Smooth Leadoff To the Nationals' Weeknight Games
Tuesday, April 8, 2008
Chalk up another first for the Washington Nationals: The team played its first weeknight game in the new ballpark, with fans working their way to the stadium during the evening rush.
Officials said that traffic moved smoothly and that Metro was able to handle the thousands of extra riders drawn to the game. The contest marked the team's return to Washington after its regular-season opener, before a full house, March 30.
"It looked like a typical rush hour," said Karyn LeBlanc, spokeswoman for the District Department of Transportation.
She said traffic was running so smoothly on South Capitol Street that the department abandoned a plan to adjust traffic signals to blink yellow to keep traffic moving.

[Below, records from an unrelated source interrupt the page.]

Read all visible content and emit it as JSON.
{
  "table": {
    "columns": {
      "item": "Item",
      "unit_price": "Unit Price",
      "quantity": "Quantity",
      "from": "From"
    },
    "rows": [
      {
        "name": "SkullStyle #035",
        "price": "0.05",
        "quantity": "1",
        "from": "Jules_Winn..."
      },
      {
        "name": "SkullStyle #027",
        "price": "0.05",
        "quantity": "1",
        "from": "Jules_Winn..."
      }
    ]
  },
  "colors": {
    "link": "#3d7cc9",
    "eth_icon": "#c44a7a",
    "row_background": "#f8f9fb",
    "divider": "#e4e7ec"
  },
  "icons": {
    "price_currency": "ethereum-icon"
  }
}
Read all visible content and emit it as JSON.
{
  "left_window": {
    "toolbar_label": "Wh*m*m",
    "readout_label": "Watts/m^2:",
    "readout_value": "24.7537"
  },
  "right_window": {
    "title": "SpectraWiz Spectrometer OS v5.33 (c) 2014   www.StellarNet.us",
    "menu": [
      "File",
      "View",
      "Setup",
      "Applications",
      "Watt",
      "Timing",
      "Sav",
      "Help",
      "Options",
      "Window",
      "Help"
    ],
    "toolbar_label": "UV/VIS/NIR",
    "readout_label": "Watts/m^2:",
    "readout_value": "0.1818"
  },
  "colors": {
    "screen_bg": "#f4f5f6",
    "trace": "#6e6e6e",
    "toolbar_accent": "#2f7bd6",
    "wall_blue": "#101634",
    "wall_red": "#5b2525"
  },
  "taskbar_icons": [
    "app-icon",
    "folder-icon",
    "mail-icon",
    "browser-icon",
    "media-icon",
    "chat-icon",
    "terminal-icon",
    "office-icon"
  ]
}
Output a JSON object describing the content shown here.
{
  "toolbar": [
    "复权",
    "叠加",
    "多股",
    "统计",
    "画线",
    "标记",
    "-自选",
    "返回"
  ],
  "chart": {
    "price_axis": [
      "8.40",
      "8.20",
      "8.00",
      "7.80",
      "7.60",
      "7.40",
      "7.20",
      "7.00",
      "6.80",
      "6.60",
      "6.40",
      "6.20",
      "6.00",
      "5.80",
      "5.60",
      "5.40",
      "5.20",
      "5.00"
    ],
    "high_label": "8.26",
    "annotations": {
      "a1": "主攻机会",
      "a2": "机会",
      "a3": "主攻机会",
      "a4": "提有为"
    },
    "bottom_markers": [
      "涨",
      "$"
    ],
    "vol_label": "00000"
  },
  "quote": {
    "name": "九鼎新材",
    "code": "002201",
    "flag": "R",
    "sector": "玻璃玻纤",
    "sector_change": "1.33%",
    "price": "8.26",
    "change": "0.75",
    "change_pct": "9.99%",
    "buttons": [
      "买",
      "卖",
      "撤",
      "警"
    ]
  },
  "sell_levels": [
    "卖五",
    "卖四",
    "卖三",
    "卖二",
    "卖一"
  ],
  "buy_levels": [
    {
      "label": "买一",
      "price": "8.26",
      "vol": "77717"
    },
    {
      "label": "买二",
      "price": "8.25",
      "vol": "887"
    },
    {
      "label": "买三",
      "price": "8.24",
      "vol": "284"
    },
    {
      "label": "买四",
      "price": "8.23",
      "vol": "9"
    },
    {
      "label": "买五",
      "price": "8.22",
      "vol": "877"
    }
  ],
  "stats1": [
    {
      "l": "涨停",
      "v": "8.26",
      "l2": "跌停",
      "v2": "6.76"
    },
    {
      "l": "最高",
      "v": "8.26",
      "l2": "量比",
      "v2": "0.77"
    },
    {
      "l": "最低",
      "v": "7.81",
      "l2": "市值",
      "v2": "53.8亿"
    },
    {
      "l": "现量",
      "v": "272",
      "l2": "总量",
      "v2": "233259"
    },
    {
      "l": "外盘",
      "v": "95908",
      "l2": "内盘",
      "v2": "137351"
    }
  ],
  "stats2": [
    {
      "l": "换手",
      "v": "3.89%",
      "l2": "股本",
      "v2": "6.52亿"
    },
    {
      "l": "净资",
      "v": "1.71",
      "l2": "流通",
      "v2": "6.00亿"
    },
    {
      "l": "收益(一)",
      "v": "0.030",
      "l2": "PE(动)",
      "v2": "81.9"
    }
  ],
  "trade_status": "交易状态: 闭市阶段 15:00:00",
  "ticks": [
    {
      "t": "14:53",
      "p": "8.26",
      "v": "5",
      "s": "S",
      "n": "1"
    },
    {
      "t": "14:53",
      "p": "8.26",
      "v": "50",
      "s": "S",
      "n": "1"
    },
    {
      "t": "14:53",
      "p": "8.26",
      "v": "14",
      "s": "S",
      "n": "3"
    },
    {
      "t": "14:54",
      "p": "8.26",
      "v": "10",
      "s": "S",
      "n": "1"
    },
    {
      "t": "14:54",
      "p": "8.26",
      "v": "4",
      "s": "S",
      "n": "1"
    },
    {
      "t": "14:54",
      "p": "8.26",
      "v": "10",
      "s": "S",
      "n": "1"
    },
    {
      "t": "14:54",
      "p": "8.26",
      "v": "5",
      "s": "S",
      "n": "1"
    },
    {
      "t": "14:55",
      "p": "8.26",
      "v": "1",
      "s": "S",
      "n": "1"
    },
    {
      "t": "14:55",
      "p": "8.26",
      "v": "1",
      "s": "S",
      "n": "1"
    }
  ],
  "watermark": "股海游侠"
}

DDOT tweaked its plan by asking pedestrians to cross busy M Street SE at particular points to ease traffic flow.
The ballpark holds more than 40,000 people, but there were plenty of unfilled seats on a cold, damp night. Perhaps because of the smaller crowd, lines at concession stands were much more manageable than on Opening Day.
With the temperature at game time 50 degrees, there were more people in line for Mayorga coffee than for beer. The wait for a chili dog all the way at Ben's Chili Bowl was down to 12 minutes, compared with several times that long for the first game.
Gregory McCarthy, spokesman for the Nationals, said the team is working hard to improve stadium operations with every game. "Knock on wood, the plan seems to have worked. So far, so good," McCarthy said.
The Nationals are at home through Sunday, with games every day but today. The biggest traffic test will probably come tomorrow. Besides the Nationals' game, there is a Wizards contest at Verizon Center and a D.C. United match at RFK Stadium.
Transit officials and team executives have said they think the crowds can be accommodated throughout the season, particularly because many people will use Metro. More than half of the fans at the March 30 game came by Metro, using the Navy Yard Station nearby.
Charles Thomas of Arlington County said he was going to take a taxi to last night's game but decided on Metro instead.
Some fans were left behind on the platform at L'Enfant Plaza as Green Line trains filled up. Others crammed into trains, their red Nationals caps touching. "I was hoping to beat this by leaving early," Nathan Caldwell of Bethesda said. "I guess not."
At L'Enfant Plaza, Metro officials in reflective vests helped guide fans transferring to the Green Line, making up for a lack of clear signage. Lisa Farbstein, spokeswoman for Metro, said it will take practice for fans to unravel the ins and outs.
"The first time, you're a rookie. The second time, you're a veteran," she said, watching the crowds at the Navy Yard Station. "By the third time, you're looking for shortcuts."
However, the platform at Navy Yard was nearly empty, and getting out of the station was a breeze, even with one of the three escalators temporarily closed for a test.
Metro was to have staff last night at Gallery Place-Chinatown, L'Enfant Plaza and Navy Yard stations to help fans. After the game, Metro planned to operate up to 10 extra trains on the Green Line, four extra on the Red Line and five extra on the Orange and Blue lines.
Although officials are promoting Metro as the best option, the Nationals are selling parking spaces to ticket-plan holders. The team announced last weekend that it would begin offering some spaces to single-game ticket-buyers through its Web site, http:/
Transportation officials said they didn't expect a rush at the end of the game. "The night is fairly chilly," LeBlanc said, so "crowds will start leaving early, which will help as well."
Despite the weather, some intrepid fans decided to take advantage of the more than 250 bicycle racks that surround the stadium. Ken Marshall and Lindsay Moore rode their bikes from Woodley Park and locked them on N Street SE.
"Riding your bike is really the fastest way to get in and out," Marshall said. They chose the spot to lock their bikes because there seemed to be a lot of police officers and pedestrians around.
"They better be here," Moore said.
Staff writer Robert Thomson contributed to this report.